Crowley re-charts the course
Jacksonville-based shipping and logistics company Crowley Maritime Corporation is setting industry standards in environmentally responsible shipping with the construction of two state-of-the-art LNG-powered cargo vessels. As one of Crowley’s major relationship banks ING acted as a joint bookrunner and mandated lead arranger.
The combined container and wheeled cargo ships are scheduled for delivery in 2017 and have been designed for service between the United States and Puerto Rico.
The 122-year-old private family and employee-owned business operates over half its fleet in the domestic US shipping market, which is regulated by the Merchant Marine Act of 1920, also known as the Jones Act. This law requires goods that are transported between US ports to be carried on US-flag ships that were built in the United States, and are owned and crewed by US nationals. As result, a limited number of compliant vessels are available for shipping, which are generally subject to more stringent wage, labour and environmental regulations than those applied globally.
The vessels will replace Crowley’s towed triple-deck barge fleet, which has been in service since the early 1970s. The new ships provide numerous environmental advantages, namely lower emissions, while also offering increased speed; greater reliability and capacity; and decks that have been optimised for vehicle shipping.
“This is our first real foray into developing container ships that are much more sustainable, energy efficient, and built specifically for our market. They will allow us to exceed the current emissions requirements of the market and meet those likely to emerge in the future,” explains Daniel Warner, CFO at Crowley. “We are one of a small number of companies doing this, but we see the market moving in this direction.”
Crowley’s long term customers are predominately blue-chip corporations such as BP, Coca-Cola, ExxonMobil, WalMart and Sears, which increasingly look to their supply chains to reduce environmental impact.
“CO2 emissions from the LNG-powered ships will be 38% lower, compared to conventional vessels running on residual fuel oils, and reductions in sulphur oxide, particulate matter and nitrogen oxide emissions exceed 90%,” says Warner. “This allows our clients to attribute these reductions to lower carbon footprint for their distribution system and overall business model.”
“ING takes the shipping business very seriously and asks the right questions. Their guidance and consultative approach to lending helps us to understand what is feasible in the market and what is not .” Daniel Warner, CFO at Crowley

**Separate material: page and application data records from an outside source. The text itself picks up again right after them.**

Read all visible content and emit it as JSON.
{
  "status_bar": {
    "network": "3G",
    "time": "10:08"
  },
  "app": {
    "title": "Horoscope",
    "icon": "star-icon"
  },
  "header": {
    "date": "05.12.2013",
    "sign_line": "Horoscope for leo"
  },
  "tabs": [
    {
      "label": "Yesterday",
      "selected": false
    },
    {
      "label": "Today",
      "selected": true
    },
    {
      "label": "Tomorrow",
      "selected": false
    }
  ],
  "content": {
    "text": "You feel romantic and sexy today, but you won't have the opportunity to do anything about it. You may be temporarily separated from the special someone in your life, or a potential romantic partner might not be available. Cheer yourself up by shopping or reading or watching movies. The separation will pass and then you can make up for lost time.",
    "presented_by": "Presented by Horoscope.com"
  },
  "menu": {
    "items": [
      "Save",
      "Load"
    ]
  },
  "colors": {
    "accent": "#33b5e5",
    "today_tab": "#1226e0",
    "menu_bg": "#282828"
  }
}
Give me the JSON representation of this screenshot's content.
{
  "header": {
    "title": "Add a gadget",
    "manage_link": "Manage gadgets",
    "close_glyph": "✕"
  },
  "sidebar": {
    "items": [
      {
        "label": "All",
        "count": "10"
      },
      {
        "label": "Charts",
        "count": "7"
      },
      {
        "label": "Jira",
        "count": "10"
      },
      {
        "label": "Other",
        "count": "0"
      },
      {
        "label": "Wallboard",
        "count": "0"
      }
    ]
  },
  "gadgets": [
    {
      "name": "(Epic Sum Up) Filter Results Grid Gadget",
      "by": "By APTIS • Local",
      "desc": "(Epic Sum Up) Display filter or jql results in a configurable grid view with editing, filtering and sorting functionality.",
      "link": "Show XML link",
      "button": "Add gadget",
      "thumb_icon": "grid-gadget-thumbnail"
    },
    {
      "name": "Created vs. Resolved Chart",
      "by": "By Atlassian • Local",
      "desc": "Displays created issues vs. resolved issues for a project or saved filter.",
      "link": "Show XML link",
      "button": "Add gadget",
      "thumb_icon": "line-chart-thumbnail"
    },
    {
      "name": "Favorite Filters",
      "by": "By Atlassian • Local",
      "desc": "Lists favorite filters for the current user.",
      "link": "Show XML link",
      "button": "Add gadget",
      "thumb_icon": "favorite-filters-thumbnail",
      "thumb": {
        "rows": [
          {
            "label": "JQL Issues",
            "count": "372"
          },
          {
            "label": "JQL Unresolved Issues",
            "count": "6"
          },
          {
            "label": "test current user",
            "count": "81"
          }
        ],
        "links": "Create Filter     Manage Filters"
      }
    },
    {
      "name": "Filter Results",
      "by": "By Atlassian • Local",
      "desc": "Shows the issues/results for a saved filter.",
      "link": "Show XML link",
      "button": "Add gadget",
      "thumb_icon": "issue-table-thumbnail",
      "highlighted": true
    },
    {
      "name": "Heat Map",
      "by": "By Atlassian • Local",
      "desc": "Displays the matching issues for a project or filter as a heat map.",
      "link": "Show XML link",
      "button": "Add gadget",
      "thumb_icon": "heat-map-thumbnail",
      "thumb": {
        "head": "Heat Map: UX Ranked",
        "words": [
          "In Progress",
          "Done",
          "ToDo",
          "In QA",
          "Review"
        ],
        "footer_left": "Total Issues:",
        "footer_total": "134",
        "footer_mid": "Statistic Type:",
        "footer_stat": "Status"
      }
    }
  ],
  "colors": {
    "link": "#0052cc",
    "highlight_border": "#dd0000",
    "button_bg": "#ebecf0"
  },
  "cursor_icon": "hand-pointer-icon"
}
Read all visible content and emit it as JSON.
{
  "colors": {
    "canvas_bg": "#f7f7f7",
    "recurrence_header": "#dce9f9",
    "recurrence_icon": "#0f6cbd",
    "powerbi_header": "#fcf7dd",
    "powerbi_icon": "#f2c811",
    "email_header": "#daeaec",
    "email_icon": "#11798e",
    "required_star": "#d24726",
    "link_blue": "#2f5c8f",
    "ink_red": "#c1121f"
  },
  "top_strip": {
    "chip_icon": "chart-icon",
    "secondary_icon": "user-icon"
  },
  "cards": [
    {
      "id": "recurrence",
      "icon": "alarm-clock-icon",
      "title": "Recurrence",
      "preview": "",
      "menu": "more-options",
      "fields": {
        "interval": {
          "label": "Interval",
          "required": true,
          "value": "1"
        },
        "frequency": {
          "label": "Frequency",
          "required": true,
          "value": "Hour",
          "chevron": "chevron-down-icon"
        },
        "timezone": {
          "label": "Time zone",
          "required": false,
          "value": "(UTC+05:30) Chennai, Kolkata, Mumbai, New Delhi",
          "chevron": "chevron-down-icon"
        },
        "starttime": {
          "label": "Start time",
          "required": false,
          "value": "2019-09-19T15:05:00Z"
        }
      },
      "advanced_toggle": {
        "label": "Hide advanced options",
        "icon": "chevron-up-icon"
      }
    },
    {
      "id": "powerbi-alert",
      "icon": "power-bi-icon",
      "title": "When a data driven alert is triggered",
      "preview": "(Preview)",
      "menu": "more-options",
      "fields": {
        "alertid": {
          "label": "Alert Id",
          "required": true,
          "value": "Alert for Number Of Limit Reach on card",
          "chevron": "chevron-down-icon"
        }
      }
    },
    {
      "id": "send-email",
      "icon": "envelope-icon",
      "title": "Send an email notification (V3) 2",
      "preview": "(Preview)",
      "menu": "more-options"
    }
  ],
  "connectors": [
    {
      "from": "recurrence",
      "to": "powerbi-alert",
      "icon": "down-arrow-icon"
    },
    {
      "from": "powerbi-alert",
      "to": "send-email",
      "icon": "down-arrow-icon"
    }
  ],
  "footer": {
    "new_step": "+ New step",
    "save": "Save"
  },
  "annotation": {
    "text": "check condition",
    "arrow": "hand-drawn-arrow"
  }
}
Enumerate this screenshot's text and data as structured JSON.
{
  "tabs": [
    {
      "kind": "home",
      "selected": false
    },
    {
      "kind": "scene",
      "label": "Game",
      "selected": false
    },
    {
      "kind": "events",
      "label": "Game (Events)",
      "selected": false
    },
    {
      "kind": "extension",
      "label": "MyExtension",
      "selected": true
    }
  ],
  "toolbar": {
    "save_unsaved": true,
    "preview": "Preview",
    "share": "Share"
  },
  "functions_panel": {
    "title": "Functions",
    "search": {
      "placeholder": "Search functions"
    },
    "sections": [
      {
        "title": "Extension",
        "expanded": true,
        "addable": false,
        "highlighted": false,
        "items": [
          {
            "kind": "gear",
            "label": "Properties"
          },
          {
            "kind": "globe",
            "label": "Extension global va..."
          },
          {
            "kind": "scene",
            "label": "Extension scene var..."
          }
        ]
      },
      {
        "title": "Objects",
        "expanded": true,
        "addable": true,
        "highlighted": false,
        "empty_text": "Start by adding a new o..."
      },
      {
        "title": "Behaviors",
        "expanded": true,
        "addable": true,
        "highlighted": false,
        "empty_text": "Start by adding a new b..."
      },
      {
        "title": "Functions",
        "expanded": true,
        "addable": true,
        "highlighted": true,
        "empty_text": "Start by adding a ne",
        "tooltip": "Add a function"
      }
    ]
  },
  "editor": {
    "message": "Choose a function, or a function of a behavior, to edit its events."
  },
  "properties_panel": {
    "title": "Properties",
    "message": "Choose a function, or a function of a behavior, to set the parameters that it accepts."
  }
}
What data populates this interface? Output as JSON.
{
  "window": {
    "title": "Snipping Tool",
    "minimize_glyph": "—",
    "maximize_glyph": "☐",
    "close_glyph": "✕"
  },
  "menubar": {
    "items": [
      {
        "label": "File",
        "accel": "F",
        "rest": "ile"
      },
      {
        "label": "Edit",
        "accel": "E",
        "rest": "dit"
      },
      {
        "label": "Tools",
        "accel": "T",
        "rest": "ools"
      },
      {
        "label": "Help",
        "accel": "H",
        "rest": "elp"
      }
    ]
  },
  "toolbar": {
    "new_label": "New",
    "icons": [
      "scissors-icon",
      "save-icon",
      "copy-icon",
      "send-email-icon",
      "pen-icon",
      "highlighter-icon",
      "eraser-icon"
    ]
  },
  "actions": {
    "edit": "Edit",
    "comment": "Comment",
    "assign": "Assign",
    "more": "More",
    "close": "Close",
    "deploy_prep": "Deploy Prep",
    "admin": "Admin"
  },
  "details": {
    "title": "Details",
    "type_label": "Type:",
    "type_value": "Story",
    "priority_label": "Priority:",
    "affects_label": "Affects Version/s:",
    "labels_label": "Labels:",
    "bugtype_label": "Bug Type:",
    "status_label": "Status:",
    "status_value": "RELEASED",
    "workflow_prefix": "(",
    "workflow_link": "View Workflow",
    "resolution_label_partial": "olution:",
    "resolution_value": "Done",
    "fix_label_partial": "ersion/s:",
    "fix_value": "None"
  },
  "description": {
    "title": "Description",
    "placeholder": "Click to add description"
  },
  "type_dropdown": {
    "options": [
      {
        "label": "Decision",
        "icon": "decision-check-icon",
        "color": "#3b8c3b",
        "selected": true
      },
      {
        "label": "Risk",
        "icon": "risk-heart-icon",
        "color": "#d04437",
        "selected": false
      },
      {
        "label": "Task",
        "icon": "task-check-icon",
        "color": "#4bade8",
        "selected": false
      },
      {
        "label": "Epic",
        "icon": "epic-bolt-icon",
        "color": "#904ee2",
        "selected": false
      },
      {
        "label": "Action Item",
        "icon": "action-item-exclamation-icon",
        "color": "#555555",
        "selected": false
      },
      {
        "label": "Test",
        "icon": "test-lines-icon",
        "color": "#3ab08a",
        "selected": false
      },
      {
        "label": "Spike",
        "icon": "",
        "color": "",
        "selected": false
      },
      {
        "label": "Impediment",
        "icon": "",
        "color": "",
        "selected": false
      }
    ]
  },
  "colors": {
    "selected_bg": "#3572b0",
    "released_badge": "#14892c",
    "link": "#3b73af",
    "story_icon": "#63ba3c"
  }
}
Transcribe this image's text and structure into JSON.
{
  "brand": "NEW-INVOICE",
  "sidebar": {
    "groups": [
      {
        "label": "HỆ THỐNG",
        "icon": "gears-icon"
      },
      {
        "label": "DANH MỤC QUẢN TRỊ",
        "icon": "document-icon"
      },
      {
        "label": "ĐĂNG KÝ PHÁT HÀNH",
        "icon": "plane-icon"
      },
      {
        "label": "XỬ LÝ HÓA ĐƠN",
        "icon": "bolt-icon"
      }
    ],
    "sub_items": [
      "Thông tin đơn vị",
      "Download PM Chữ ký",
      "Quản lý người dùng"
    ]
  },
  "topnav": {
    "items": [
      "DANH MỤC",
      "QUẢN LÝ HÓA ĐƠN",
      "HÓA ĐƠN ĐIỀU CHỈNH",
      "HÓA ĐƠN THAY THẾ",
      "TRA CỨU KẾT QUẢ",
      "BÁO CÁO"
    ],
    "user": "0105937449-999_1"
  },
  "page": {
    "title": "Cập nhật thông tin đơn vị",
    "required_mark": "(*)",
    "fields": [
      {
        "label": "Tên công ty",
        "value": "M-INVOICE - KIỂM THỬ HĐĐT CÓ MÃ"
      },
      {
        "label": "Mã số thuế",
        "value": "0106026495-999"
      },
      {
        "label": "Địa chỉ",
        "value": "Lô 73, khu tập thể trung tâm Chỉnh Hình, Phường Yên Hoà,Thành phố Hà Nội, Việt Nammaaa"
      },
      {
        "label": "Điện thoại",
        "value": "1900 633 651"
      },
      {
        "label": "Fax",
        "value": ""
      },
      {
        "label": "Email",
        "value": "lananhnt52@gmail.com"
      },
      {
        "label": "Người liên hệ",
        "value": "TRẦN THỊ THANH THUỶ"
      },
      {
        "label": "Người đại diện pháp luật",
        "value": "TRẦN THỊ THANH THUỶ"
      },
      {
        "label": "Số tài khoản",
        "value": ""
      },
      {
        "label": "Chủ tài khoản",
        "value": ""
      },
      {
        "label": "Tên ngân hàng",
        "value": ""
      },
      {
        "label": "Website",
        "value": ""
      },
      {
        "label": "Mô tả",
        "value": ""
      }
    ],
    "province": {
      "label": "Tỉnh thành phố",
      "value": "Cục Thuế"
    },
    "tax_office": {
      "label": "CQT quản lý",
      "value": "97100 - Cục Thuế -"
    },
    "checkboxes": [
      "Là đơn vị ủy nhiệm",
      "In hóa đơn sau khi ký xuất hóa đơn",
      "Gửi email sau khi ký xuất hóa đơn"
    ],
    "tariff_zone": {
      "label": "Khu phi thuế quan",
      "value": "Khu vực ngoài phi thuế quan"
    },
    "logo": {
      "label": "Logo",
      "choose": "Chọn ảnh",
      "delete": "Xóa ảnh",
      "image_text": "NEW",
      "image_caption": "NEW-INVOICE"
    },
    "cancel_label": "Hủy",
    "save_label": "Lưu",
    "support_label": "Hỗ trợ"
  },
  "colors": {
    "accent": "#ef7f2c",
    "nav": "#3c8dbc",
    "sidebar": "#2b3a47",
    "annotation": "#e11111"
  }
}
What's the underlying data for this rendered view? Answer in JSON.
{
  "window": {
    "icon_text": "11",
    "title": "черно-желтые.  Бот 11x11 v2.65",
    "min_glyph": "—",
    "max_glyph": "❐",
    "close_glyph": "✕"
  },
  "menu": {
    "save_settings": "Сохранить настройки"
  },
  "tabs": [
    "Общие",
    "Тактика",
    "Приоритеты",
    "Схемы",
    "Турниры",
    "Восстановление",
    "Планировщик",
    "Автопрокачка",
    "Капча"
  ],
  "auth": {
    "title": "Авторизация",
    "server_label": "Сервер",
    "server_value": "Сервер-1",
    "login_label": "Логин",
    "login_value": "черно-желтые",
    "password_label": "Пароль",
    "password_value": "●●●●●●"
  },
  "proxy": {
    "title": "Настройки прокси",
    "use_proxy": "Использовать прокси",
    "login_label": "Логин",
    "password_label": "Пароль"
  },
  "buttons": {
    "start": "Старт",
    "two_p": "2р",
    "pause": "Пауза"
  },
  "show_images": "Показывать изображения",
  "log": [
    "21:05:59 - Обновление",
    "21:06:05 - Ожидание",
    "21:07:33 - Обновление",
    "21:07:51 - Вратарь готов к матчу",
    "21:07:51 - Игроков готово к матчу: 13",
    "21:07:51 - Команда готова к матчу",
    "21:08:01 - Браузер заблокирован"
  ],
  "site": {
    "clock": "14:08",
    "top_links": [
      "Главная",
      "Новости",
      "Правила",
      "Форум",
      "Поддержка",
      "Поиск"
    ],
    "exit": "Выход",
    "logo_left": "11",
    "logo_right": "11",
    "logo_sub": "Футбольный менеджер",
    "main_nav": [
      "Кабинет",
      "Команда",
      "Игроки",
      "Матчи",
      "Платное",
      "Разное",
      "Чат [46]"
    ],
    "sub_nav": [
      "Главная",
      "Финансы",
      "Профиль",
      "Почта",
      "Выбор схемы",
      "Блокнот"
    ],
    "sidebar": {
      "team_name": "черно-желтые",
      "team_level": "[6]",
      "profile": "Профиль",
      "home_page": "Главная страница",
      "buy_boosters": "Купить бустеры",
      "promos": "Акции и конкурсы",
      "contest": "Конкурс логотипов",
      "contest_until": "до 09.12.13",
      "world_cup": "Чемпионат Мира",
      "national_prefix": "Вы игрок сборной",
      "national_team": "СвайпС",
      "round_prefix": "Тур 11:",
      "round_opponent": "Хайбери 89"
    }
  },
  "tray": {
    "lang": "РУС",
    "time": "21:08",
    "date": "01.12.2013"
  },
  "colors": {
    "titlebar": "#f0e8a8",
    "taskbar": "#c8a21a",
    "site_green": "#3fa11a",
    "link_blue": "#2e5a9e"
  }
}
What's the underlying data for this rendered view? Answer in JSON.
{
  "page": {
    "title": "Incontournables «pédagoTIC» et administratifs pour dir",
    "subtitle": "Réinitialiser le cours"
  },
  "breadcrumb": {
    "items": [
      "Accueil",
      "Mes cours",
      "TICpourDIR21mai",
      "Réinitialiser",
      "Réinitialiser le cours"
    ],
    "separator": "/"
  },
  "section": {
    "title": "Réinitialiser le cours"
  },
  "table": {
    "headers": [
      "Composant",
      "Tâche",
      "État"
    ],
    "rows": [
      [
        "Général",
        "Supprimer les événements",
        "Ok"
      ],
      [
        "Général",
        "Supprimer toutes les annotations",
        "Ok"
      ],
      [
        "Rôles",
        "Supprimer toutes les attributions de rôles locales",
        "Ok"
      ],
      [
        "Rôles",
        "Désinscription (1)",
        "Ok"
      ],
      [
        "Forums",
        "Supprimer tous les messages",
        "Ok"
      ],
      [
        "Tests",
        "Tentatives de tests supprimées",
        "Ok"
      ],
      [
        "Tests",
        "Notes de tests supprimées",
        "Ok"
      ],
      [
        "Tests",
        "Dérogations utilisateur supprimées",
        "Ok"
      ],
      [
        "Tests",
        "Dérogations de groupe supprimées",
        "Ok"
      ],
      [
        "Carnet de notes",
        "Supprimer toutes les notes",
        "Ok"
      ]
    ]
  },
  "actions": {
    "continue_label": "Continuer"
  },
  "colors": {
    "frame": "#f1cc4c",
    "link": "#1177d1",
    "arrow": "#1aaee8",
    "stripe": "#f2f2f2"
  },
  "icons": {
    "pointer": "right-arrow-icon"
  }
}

The financing for the construction was arranged via a US$225 million term loan facility for which ING acted as joint bookrunner and mandated lead arranger. ING began its relationship with Crowley in 2007 through its participation in a multibank deal to finance the construction and initial post-delivery financing of five Articulated Tug Barges designed for the transportation of liquid petroleum products in the Jones Act Trade Lanes. The relationship has grown since then and ING is now one of Crowley’s major relationship banks.
“In ship financing you want lenders that understand the long term nature of the business and can look past the construction phase,” says Warner. “In that respect, ING has been excellent. They take the shipping business very seriously and ask the right questions, not only about the financial and outlook of the company but also about the management, the development of employees and the broader market. Their guidance and consultative approach to lending helps us to understand what is feasible in the market and what is not .”
Liquefied natural gas (LNG) is natural gas (predominantly methane, CH4) that has been converted to liquid form for ease of storage or transport. It takes up about 1/600th the volume of natural gas in the gaseous state. It is odorless, colorless, non-toxic and non-corrosive. Hazards include flammability after vaporisation into a gaseous state, freezing and asphyxia. The liquefaction process involves removal of certain components, such as dust, acid gases, helium, water, and heavy hydrocarbons, which could cause difficulty downstream. The natural gas is then condensed into a liquid at close to atmospheric pressure by cooling it to approximately -162°C (-260°F); maximum transport pressure is set at around 25 kPa (4 psi).